- **WHAT THE TASK ASKS**
Each entry should be set down again verbatim, with the images omitted.

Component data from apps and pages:
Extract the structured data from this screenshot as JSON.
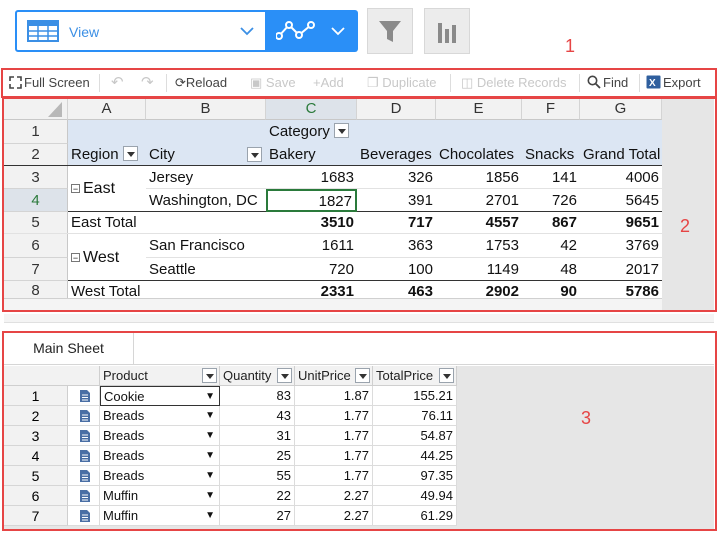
{
  "view_selector": {
    "label": "View",
    "icon": "table-grid-icon"
  },
  "annotations": {
    "one": "1",
    "two": "2",
    "three": "3"
  },
  "toolbar": {
    "full_screen": "Full Screen",
    "reload": "Reload",
    "save": "Save",
    "add": "Add",
    "duplicate": "Duplicate",
    "delete_records": "Delete Records",
    "find": "Find",
    "export": "Export"
  },
  "pivot": {
    "column_letters": [
      "A",
      "B",
      "C",
      "D",
      "E",
      "F",
      "G"
    ],
    "row_numbers": [
      "1",
      "2",
      "3",
      "4",
      "5",
      "6",
      "7",
      "8"
    ],
    "category_label": "Category",
    "region_label": "Region",
    "city_label": "City",
    "headers": [
      "Bakery",
      "Beverages",
      "Chocolates",
      "Snacks",
      "Grand Total"
    ],
    "rows": [
      {
        "region": "East",
        "city": "Jersey",
        "values": [
          "1683",
          "326",
          "1856",
          "141",
          "4006"
        ]
      },
      {
        "region": "",
        "city": "Washington, DC",
        "values": [
          "1827",
          "391",
          "2701",
          "726",
          "5645"
        ]
      },
      {
        "total_label": "East Total",
        "values": [
          "3510",
          "717",
          "4557",
          "867",
          "9651"
        ]
      },
      {
        "region": "West",
        "city": "San Francisco",
        "values": [
          "1611",
          "363",
          "1753",
          "42",
          "3769"
        ]
      },
      {
        "region": "",
        "city": "Seattle",
        "values": [
          "720",
          "100",
          "1149",
          "48",
          "2017"
        ]
      },
      {
        "total_label": "West Total",
        "values": [
          "2331",
          "463",
          "2902",
          "90",
          "5786"
        ]
      }
    ]
  },
  "main_sheet": {
    "tab_label": "Main Sheet",
    "columns": [
      "Product",
      "Quantity",
      "UnitPrice",
      "TotalPrice"
    ],
    "rows": [
      {
        "num": "1",
        "product": "Cookie",
        "quantity": "83",
        "unit_price": "1.87",
        "total_price": "155.21"
      },
      {
        "num": "2",
        "product": "Breads",
        "quantity": "43",
        "unit_price": "1.77",
        "total_price": "76.11"
      },
      {
        "num": "3",
        "product": "Breads",
        "quantity": "31",
        "unit_price": "1.77",
        "total_price": "54.87"
      },
      {
        "num": "4",
        "product": "Breads",
        "quantity": "25",
        "unit_price": "1.77",
        "total_price": "44.25"
      },
      {
        "num": "5",
        "product": "Breads",
        "quantity": "55",
        "unit_price": "1.77",
        "total_price": "97.35"
      },
      {
        "num": "6",
        "product": "Muffin",
        "quantity": "22",
        "unit_price": "2.27",
        "total_price": "49.94"
      },
      {
        "num": "7",
        "product": "Muffin",
        "quantity": "27",
        "unit_price": "2.27",
        "total_price": "61.29"
      }
    ]
  },
  "colors": {
    "accent": "#2a8ff7",
    "annotation": "#e64545",
    "selection": "#2a7a3b",
    "pivot_header": "#dce6f3"
  }
}
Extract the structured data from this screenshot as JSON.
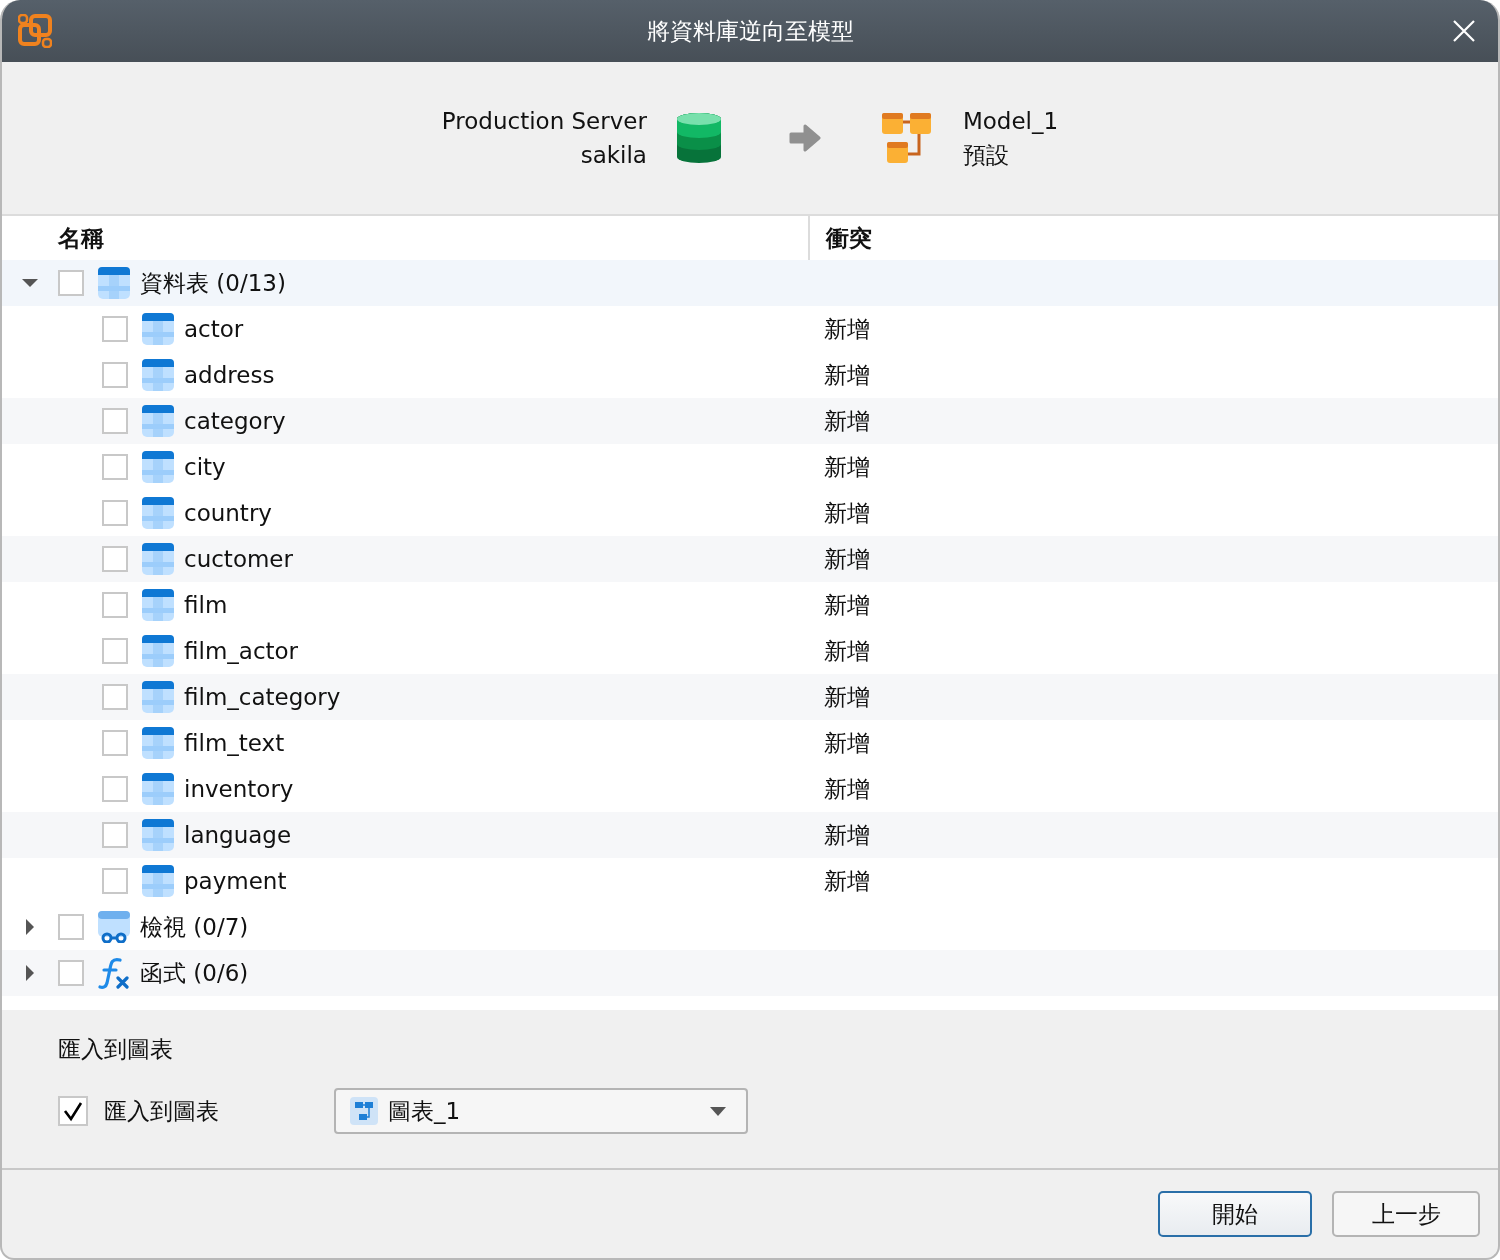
{
  "window": {
    "title": "將資料庫逆向至模型"
  },
  "source": {
    "connection": "Production Server",
    "database": "sakila"
  },
  "target": {
    "model": "Model_1",
    "schema": "預設"
  },
  "tree": {
    "columns": [
      "名稱",
      "衝突"
    ],
    "groups": [
      {
        "kind": "tables",
        "label": "資料表 (0/13)",
        "expanded": true,
        "checked": false,
        "children": [
          {
            "name": "actor",
            "checked": false,
            "conflict": "新增"
          },
          {
            "name": "address",
            "checked": false,
            "conflict": "新增"
          },
          {
            "name": "category",
            "checked": false,
            "conflict": "新增"
          },
          {
            "name": "city",
            "checked": false,
            "conflict": "新增"
          },
          {
            "name": "country",
            "checked": false,
            "conflict": "新增"
          },
          {
            "name": "cuctomer",
            "checked": false,
            "conflict": "新增"
          },
          {
            "name": "film",
            "checked": false,
            "conflict": "新增"
          },
          {
            "name": "film_actor",
            "checked": false,
            "conflict": "新增"
          },
          {
            "name": "film_category",
            "checked": false,
            "conflict": "新增"
          },
          {
            "name": "film_text",
            "checked": false,
            "conflict": "新增"
          },
          {
            "name": "inventory",
            "checked": false,
            "conflict": "新增"
          },
          {
            "name": "language",
            "checked": false,
            "conflict": "新增"
          },
          {
            "name": "payment",
            "checked": false,
            "conflict": "新增"
          }
        ]
      },
      {
        "kind": "views",
        "label": "檢視 (0/7)",
        "expanded": false,
        "checked": false
      },
      {
        "kind": "functions",
        "label": "函式 (0/6)",
        "expanded": false,
        "checked": false
      }
    ]
  },
  "import": {
    "heading": "匯入到圖表",
    "checkbox_label": "匯入到圖表",
    "checked": true,
    "diagram": "圖表_1"
  },
  "buttons": [
    {
      "label": "開始",
      "default": true
    },
    {
      "label": "上一步",
      "default": false
    }
  ]
}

- **EXPECTED ANSWER**
Extract the structured data from this screenshot as JSON.
{
  "view_selector": {
    "label": "View",
    "icon": "table-grid-icon"
  },
  "annotations": {
    "one": "1",
    "two": "2",
    "three": "3"
  },
  "toolbar": {
    "full_screen": "Full Screen",
    "reload": "Reload",
    "save": "Save",
    "add": "Add",
    "duplicate": "Duplicate",
    "delete_records": "Delete Records",
    "find": "Find",
    "export": "Export"
  },
  "pivot": {
    "column_letters": [
      "A",
      "B",
      "C",
      "D",
      "E",
      "F",
      "G"
    ],
    "row_numbers": [
      "1",
      "2",
      "3",
      "4",
      "5",
      "6",
      "7",
      "8"
    ],
    "category_label": "Category",
    "region_label": "Region",
    "city_label": "City",
    "headers": [
      "Bakery",
      "Beverages",
      "Chocolates",
      "Snacks",
      "Grand Total"
    ],
    "rows": [
      {
        "region": "East",
        "city": "Jersey",
        "values": [
          "1683",
          "326",
          "1856",
          "141",
          "4006"
        ]
      },
      {
        "region": "",
        "city": "Washington, DC",
        "values": [
          "1827",
          "391",
          "2701",
          "726",
          "5645"
        ]
      },
      {
        "total_label": "East Total",
        "values": [
          "3510",
          "717",
          "4557",
          "867",
          "9651"
        ]
      },
      {
        "region": "West",
        "city": "San Francisco",
        "values": [
          "1611",
          "363",
          "1753",
          "42",
          "3769"
        ]
      },
      {
        "region": "",
        "city": "Seattle",
        "values": [
          "720",
          "100",
          "1149",
          "48",
          "2017"
        ]
      },
      {
        "total_label": "West Total",
        "values": [
          "2331",
          "463",
          "2902",
          "90",
          "5786"
        ]
      }
    ]
  },
  "main_sheet": {
    "tab_label": "Main Sheet",
    "columns": [
      "Product",
      "Quantity",
      "UnitPrice",
      "TotalPrice"
    ],
    "rows": [
      {
        "num": "1",
        "product": "Cookie",
        "quantity": "83",
        "unit_price": "1.87",
        "total_price": "155.21"
      },
      {
        "num": "2",
        "product": "Breads",
        "quantity": "43",
        "unit_price": "1.77",
        "total_price": "76.11"
      },
      {
        "num": "3",
        "product": "Breads",
        "quantity": "31",
        "unit_price": "1.77",
        "total_price": "54.87"
      },
      {
        "num": "4",
        "product": "Breads",
        "quantity": "25",
        "unit_price": "1.77",
        "total_price": "44.25"
      },
      {
        "num": "5",
        "product": "Breads",
        "quantity": "55",
        "unit_price": "1.77",
        "total_price": "97.35"
      },
      {
        "num": "6",
        "product": "Muffin",
        "quantity": "22",
        "unit_price": "2.27",
        "total_price": "49.94"
      },
      {
        "num": "7",
        "product": "Muffin",
        "quantity": "27",
        "unit_price": "2.27",
        "total_price": "61.29"
      }
    ]
  },
  "colors": {
    "accent": "#2a8ff7",
    "annotation": "#e64545",
    "selection": "#2a7a3b",
    "pivot_header": "#dce6f3"
  }
}
Extract the structured data from this screenshot as JSON.
{
  "window": {
    "title": "將資料庫逆向至模型"
  },
  "source": {
    "connection": "Production Server",
    "database": "sakila"
  },
  "target": {
    "model": "Model_1",
    "schema": "預設"
  },
  "tree": {
    "columns": [
      "名稱",
      "衝突"
    ],
    "groups": [
      {
        "kind": "tables",
        "label": "資料表 (0/13)",
        "expanded": true,
        "checked": false,
        "children": [
          {
            "name": "actor",
            "checked": false,
            "conflict": "新增"
          },
          {
            "name": "address",
            "checked": false,
            "conflict": "新增"
          },
          {
            "name": "category",
            "checked": false,
            "conflict": "新增"
          },
          {
            "name": "city",
            "checked": false,
            "conflict": "新增"
          },
          {
            "name": "country",
            "checked": false,
            "conflict": "新增"
          },
          {
            "name": "cuctomer",
            "checked": false,
            "conflict": "新增"
          },
          {
            "name": "film",
            "checked": false,
            "conflict": "新增"
          },
          {
            "name": "film_actor",
            "checked": false,
            "conflict": "新增"
          },
          {
            "name": "film_category",
            "checked": false,
            "conflict": "新增"
          },
          {
            "name": "film_text",
            "checked": false,
            "conflict": "新增"
          },
          {
            "name": "inventory",
            "checked": false,
            "conflict": "新增"
          },
          {
            "name": "language",
            "checked": false,
            "conflict": "新增"
          },
          {
            "name": "payment",
            "checked": false,
            "conflict": "新增"
          }
        ]
      },
      {
        "kind": "views",
        "label": "檢視 (0/7)",
        "expanded": false,
        "checked": false
      },
      {
        "kind": "functions",
        "label": "函式 (0/6)",
        "expanded": false,
        "checked": false
      }
    ]
  },
  "import": {
    "heading": "匯入到圖表",
    "checkbox_label": "匯入到圖表",
    "checked": true,
    "diagram": "圖表_1"
  },
  "buttons": [
    {
      "label": "開始",
      "default": true
    },
    {
      "label": "上一步",
      "default": false
    }
  ]
}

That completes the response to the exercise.